King, A., “Structuring peer interaction to promote high-level cognitive processing,” Theory into practice, 41 33 –39 (2002). Google Scholar


Ferguson, P., “Student perceptions of quality feedback in teacher education,” Assessment & Evaluation in Higher Education, 36 51 –62 (2011). Google Scholar


Evans, C., “Making sense of assessment feedback in higher education,” Review of educational research, 83 70 –120 (2013). Google Scholar


Nicol, D., Thomson, A., and Breslin, C., “Rethinking feedback practices in higher education: a peer review perspective,” Assessment and Evaluation in Higher Education, 39 102 –122 (2014). Google Scholar


Alqassab, M., Strijbos, J. W., and Ufer, S., “Training peer-feedback skills on geometric construction tasks: role of domain knowledge and peer-feedback levels,” European Journal of Psychology of Education, 33 11 –30 (2018). Google Scholar


Mazur, E., Peer instruction, Prentice Hall, Upper Saddle River, NJ (1997). Google Scholar


Charles, E. S., Lasry, N., Bhatnagar, S., Adams, R., Lenton, K., Brouillette, Y., Dugdale, M., Whittaker, C., and Jackson, P., “Harnessing peer instruction in- and out- of class with myDALITE,” in Proc. SPIE - Education and Training in Optics and Photonics (ETOP) Conference, (2019). Google Scholar


Palincsar, A., and Brown. A., “Reciprocal teaching of comprehension-fostering and metacognitive strategies,” Cognition and instruction, 1 117 –175 (1984). Google Scholar


DiSessa, A. A., “A history of conceptual change research,” The Cambridge Handbook of the Learning Sciences, 265 –281 2006). Google Scholar


Intentional conceptual change, L. Erlbaum, (2003). Google Scholar


Vosniadou, S., “Conceptual Change in Learning and Instruction: The Framework Theory Approach,” International handbook of research on conceptual change, 23 –42 Routledge,2013). Google Scholar


Adams, D. A., McLaren, B. M., Durkin, K., Mayer, R. E., Rittle-Johnson, B., Isotani, S., and Velsen, M., “Using erroneous examples to improve mathematics learning with a web-based tutoring system,” Computers in Human Behavior, 66 401 –411 (2014). Google Scholar


Durkin, K., and Rittle-Johnson, B., “The effectiveness of using incorrect examples to support learning about decimal magnitude,” Learning and Instruction, 22 206 –214 (2012). Google Scholar


Große, C. S., and Renkl, A., “Finding and fixing errors in worked examples: Can this foster learning outcomes?,” Learning and Instruction, 17 612 –634 (2007). Google Scholar

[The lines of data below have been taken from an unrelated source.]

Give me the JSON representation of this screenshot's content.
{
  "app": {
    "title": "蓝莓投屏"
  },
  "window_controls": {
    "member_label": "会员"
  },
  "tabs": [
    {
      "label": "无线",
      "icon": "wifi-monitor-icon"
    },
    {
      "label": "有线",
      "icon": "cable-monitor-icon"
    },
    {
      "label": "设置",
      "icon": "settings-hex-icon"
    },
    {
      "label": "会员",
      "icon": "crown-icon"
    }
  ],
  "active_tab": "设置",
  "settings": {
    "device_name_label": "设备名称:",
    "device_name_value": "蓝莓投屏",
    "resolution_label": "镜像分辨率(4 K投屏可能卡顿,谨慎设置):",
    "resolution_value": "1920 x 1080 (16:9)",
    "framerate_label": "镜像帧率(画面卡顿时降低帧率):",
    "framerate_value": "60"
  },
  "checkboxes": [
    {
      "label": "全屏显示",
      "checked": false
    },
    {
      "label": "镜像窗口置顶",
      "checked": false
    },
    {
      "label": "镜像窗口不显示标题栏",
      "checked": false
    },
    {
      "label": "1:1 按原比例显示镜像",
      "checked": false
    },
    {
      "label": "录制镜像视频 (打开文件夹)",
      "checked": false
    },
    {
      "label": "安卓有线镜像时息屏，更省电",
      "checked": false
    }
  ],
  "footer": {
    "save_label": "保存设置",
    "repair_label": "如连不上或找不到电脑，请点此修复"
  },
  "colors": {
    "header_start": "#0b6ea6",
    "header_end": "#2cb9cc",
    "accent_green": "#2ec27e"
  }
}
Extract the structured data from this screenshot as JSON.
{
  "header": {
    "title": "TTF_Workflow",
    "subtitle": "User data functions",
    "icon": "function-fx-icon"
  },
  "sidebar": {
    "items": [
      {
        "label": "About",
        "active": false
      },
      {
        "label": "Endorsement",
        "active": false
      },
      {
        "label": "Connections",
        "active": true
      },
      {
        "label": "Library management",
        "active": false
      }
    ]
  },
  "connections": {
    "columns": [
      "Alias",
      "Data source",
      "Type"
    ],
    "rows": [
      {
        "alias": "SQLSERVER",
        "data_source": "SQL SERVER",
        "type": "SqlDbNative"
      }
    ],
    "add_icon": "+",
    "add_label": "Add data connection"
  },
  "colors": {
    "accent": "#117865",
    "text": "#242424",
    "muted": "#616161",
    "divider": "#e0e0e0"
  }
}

Stark, R., Kopp, V., and Fischer. M. R., “Case-based learning with worked examples in complex domains: Two experimental studies in undergraduate medical education,” Learning and Instruction, 21 22 –33 (2011). Google Scholar


McLaren, B. M., van Gog, T., Ganoe, G., Karabinos, M., and Yaron, D., “The efficiency of worked examples compared to erroneous examples, tutored problem solving, and problem solving in computer-based learning environments,” Computers in Human Behavior, 55 87 –99 (2016). Google Scholar


Experimental and quasi-experimental designs for research, Ravenio Books(2015). Google Scholar


Hestenes, D., Wells, M., and Swackhamer, G., “Force Concept Inventory,” The Physics Teacher, 30 141 –158 (1992). Google Scholar
© (2019) COPYRIGHT Society of Photo-Optical Instrumentation Engineers (SPIE). Downloading of the abstract is permitted for personal use only.
Rhys Adams, Phoebe Jackson, Kevin Lenton, Michael Dugdale, Chris Whittaker, Nathaniel Lasry, and Elizabeth S. Charles "Error detection tasks and peer feedback for engaging physics students", Proc. SPIE 11143, Fifteenth Conference on Education and Training in Optics and Photonics: ETOP 2019, 111433J (2 July 2019);

Back to Top